Differentiating Between Real & Personal Property

Guest Post by Dave LeVan

One challenge every property tax professional encounters is trying to determine if an asset should be classified as real or personal property. It’s important to properly classify the asset to avoid double taxation, where the asset is captured on both the real estate roll and the personal property assessment.  So, what is the difference between real and personal property?

Real property is described as the earth’s surface and all of the things permanently attached to it. Personal property is all of the remaining property not permanently attached to the realty.
Now, I know that might sound a little too general for differentiating between the two for specific assets but there are some basic checks one can use to determine if an asset should be considered real or personal property.  The first thing to review is the local statutes and assessor’s practices. Different states and counties categorize assets differently. For example, certain size tanks may be considered real property while others are considered personal property.

If there is still doubt on the classification of the asset, property tax professionals use the three-pronged test. The first prong is the manner of annexation. How is the asset attached to the property? Is the asset attached in such a way that removing the asset would cause damage to the real property? Is the cost to remove the asset greater than the value of the asset itself? If the answer to these questions is yes, then the asset is generally considered part of the real property.

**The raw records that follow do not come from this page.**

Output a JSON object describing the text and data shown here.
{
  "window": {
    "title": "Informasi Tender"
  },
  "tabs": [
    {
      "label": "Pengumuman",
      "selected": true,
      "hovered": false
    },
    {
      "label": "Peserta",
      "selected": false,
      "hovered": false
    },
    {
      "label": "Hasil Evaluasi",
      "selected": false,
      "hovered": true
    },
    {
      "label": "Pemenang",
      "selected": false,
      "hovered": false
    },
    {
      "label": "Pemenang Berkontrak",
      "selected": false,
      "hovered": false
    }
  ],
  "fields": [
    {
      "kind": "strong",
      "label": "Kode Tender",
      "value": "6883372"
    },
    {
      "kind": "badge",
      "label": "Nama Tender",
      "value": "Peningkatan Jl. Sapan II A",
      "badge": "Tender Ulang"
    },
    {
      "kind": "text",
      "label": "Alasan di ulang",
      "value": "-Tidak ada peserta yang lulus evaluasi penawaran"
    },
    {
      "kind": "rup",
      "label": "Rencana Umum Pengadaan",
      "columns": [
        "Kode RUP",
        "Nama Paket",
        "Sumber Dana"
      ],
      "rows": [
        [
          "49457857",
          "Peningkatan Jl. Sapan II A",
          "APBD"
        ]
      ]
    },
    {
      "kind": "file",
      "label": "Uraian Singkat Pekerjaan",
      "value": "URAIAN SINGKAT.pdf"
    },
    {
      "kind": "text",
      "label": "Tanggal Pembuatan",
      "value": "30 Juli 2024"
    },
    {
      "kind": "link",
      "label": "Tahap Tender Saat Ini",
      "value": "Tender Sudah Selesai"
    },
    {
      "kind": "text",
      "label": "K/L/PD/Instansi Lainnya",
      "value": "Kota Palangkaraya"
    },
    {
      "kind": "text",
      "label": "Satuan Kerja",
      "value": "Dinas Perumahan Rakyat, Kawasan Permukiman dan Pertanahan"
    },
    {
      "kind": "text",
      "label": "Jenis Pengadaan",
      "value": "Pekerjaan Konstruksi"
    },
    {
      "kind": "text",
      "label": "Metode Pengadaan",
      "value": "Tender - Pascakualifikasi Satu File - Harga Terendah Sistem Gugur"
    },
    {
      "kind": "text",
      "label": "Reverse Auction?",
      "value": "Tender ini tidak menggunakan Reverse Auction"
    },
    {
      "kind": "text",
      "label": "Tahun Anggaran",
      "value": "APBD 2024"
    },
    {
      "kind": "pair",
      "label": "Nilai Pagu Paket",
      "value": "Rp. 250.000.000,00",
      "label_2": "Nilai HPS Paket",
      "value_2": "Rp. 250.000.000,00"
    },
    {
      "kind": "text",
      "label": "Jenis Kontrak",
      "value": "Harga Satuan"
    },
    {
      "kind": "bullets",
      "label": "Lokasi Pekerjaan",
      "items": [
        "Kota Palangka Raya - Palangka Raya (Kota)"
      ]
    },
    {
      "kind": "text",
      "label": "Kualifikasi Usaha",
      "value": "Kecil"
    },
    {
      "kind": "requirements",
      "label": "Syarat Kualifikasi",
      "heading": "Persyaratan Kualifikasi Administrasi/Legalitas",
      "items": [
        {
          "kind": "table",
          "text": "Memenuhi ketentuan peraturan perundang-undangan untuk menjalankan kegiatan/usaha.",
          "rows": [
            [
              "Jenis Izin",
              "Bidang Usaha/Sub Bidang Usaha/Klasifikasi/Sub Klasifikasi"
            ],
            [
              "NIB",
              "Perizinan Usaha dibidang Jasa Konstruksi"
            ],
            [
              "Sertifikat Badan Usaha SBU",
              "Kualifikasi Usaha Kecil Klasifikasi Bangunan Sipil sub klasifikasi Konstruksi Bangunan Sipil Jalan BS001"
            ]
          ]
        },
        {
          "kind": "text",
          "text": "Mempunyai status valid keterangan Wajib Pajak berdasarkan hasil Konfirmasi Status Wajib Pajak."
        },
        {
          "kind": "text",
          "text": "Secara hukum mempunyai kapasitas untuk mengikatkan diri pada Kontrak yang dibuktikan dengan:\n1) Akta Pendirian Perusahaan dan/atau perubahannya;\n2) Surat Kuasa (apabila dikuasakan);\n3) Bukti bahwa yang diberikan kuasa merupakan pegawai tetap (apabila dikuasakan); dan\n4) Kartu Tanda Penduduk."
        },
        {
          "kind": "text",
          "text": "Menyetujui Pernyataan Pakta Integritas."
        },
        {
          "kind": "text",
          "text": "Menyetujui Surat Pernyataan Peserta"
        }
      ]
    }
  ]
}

The second prong of the test is determining the primary purpose. Is the primary purpose of the asset to support the general use of the real property? Then it should be considered real property. However, if the primary purpose is to support a specific process, then the tendency is to classify the asset as personal property. For example, cooling components for building or people comfort are generally considered real property while cooling components used to cool the process equipment is considered personal property.

The final prong is determining the owner’s intent for the asset. Was the asset to become a permanent part of the real estate or did the owner intend to remove the asset at a future time? Would the asset be left with the building or taken if the business was to move?

The most important reason for taking the time to review your assets and differentiate between personal and real property is to ensure they are not mistakenly counted as both. Using these tips and practices should help you determine if an asset is real or personal property.

Dave LeVan is the founder and CEO of Advantax Group, LLC.  Since its inception in 1994, Advantax has offered low-risk solutions for tax challenges including recouping past tax overpayments, minimizing future tax liabilities, or handling tax compliance. Their unique approach to problem solving has helped their client base grow to include some of the largest corporations in America.